As we mentioned in Part 1 of this series, Composite Decking is essentially made up of plastic. As an oil-based product, plastic does not “play well” with water. They literally don’t mix well. The combined effect (which is obviously going to occur on a boardwalk) is a slippery surface. While some manufacturers try to add faux wood grain or other textures, the issue still exists.
Not only will a boardwalk end up being exposed to water, but it will also weep added oil when subjected to sunlight. Add to that the unavoidable results of beach living: spills of other oily substances, ranging from sunblock to surf wax, and fryer oil to all types of condiments. Slip-and-fall accidents will be inevitable under such conditions. Is that a headache and legal battle that your city wants to face?
Susceptible to Burning

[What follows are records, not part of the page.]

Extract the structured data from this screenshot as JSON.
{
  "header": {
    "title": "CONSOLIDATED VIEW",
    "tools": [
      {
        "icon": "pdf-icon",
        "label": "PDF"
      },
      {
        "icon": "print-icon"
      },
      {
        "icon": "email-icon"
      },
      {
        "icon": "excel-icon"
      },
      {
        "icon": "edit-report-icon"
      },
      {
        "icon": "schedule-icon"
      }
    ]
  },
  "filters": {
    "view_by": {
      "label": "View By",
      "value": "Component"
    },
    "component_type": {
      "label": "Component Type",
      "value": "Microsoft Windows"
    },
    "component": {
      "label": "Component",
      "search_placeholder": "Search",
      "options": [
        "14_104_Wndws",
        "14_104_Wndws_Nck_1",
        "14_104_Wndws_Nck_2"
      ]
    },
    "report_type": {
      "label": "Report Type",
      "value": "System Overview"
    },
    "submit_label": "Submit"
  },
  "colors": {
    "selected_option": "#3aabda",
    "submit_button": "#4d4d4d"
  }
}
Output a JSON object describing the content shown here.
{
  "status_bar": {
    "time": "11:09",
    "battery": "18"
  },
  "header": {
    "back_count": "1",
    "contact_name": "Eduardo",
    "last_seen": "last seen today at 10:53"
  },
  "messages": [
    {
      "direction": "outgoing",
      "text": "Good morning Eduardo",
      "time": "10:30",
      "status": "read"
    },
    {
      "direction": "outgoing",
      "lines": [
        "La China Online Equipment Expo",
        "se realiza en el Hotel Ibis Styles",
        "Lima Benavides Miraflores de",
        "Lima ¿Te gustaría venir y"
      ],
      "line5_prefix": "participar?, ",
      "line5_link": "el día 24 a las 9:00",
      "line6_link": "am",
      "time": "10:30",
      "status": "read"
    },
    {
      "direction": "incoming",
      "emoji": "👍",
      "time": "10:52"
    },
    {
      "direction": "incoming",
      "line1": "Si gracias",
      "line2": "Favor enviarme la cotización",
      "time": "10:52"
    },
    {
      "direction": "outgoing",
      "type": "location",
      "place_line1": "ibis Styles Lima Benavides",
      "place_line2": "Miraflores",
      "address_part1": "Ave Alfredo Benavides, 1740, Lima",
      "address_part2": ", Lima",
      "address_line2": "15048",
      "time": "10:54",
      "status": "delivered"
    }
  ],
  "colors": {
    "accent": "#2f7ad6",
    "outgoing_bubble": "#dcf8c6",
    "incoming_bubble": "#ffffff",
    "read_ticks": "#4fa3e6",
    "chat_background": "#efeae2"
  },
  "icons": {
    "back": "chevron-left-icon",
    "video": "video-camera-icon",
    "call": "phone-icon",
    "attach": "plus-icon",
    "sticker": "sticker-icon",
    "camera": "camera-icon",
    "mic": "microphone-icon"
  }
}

We’ve already talked about how heat affects plastic, as opposed to wood. The toxic gases released as plastic melts can become even more dangerous than you may realize. On a boardwalk, those toxic gases will be combined with grills, deep fryers, and open flames. Fire could easily result, causing the plastic Composite Decking to actually melt! The deformed boards will require replacements, and we all know where the discarded Composite Decking boards will end up. (And let’s not even think about how difficult the remaining sun-bleached boards will be to color-match!) Ipe hardwood decking, by contrast, has a fire rating identical to that of concrete. And it obviously won’t melt.
Not only is the hardness of Composite Decking inferior to exotic decking species, but so is its strength. In fact, if you read the installation recommendations carefully, you’ll see that the recommendation is for 12-inch center joists. If you use the typical 16-inch spacing, instead, you’ll probably experience some bounce as well as deformation. Since plastic has a memory, it won’t spring back after it’s been deformed. The gap between the plastic and the wood flour core will lead to even less strength than before.
Of course, you could potentially make up for the issue of reduced strength by installing your deck on 12-inch centers. But multiply that out over the entire boardwalk, and you’ll probably realize it’s just not worth it.